Rise of the Robots
Multiskilled droids ready to help in the kitchen, play with the kids or take us around town will be marching into our homes soon, if recent tech shows are anything to go by. As domestic bots become more sophisticated, Marianna Cerini checks out five you m
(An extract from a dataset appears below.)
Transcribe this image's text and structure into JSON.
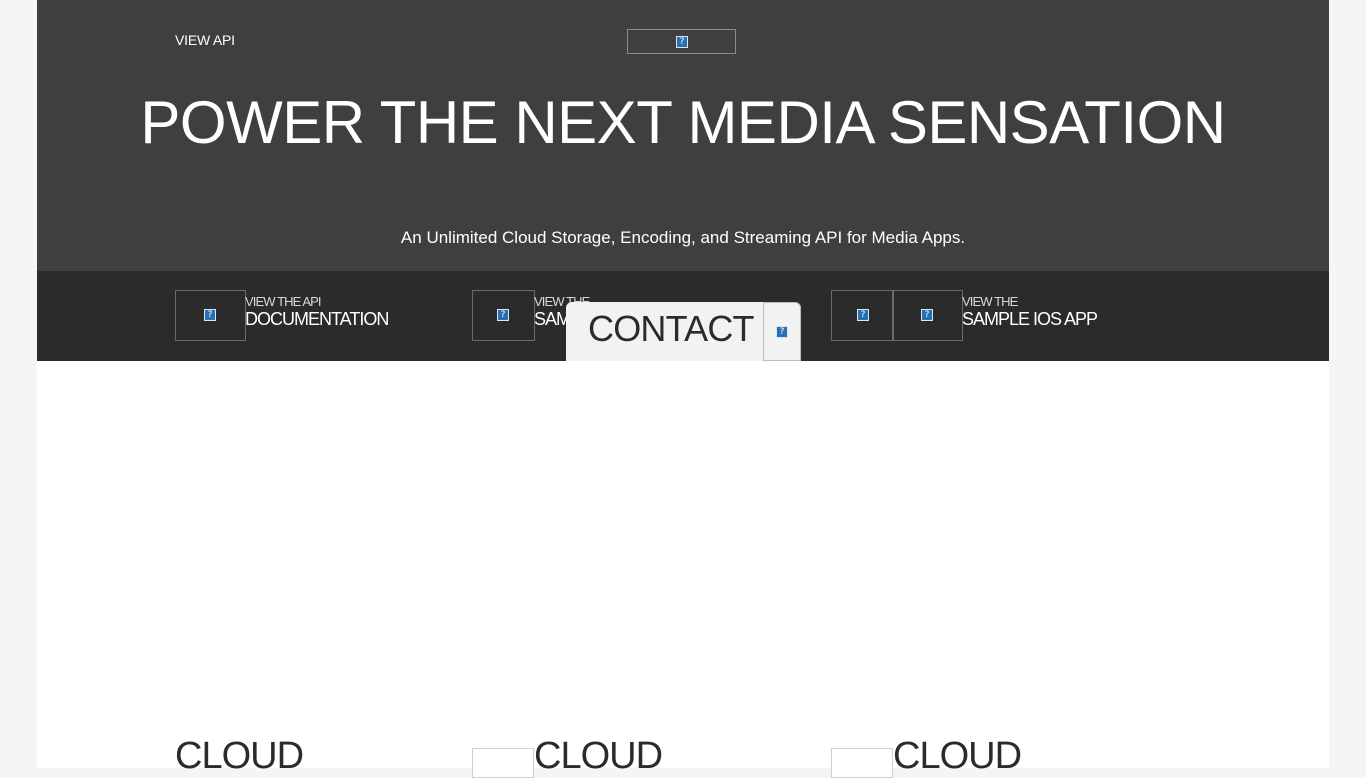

Conceived in 1986, Asimo was developed by Honda in 2000, making it one of the oldest droids, and its current iteration is hailed as one of the world’s most advanced robots. Asimo can walk, dance, run and grip things, and recently received an upgrade that enhanced intelligence and dexterity, so it is now able to respond to events around it, carry trays and heavy grocery bags, and even serve tea. The bot is also capable of complex sign language. Honda is working on further enhancements and plans to have Asimo in stores within a decade. Softbank Robotics’ engineering and software enable Nao, 11 years old and in its 5th iteration, to move around and adapt to its environment with the aid of sensors in its head, hands and feet. Four directional microphones and loudspeakers allow it to interact with humans, and the 58cm dynamo displays an array of nuanced personalities. While Nao has great novelty value, such as playing soccer and grooming a cat, it can also do some serious good. In a programme called Autism Solutions for Kids, or ASK Nao, the robot plays educational games that help autistic children work on communication and emotional intelligence. You can get your hands on Nao for US$7,990.